Extracted records
------------
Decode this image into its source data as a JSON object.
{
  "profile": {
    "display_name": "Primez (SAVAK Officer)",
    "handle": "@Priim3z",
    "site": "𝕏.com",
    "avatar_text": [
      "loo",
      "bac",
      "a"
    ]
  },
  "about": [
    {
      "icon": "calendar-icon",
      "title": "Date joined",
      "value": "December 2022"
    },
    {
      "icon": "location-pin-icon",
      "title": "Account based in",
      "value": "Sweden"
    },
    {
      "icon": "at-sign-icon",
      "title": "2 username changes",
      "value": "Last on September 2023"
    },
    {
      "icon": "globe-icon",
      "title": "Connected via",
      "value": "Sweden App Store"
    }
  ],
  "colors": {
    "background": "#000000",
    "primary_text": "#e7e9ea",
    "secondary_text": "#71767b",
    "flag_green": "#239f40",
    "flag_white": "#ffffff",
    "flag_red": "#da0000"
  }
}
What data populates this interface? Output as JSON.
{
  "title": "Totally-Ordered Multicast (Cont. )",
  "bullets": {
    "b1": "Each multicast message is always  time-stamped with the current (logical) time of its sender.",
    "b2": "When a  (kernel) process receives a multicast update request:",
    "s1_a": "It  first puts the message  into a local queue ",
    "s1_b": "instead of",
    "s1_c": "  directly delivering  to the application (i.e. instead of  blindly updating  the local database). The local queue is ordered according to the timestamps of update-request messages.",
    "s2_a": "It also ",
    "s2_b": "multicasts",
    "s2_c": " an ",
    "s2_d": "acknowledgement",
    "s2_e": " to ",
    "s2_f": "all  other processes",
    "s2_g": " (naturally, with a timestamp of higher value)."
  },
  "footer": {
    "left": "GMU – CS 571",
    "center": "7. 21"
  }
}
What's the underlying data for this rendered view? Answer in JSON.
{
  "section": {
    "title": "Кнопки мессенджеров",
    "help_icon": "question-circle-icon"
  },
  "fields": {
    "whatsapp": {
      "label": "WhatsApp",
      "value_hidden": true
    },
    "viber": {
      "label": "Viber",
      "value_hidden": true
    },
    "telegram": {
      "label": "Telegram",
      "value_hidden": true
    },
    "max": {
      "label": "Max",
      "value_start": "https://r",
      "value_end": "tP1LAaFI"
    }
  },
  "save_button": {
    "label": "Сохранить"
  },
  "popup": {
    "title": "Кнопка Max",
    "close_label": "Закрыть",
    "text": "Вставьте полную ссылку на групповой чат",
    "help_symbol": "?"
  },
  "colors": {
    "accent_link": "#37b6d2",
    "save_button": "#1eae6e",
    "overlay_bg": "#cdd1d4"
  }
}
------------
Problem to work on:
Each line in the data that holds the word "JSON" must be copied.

Solution to this task:
Decode this image into its source data as a JSON object.
What data populates this interface? Output as JSON.
What's the underlying data for this rendered view? Answer in JSON.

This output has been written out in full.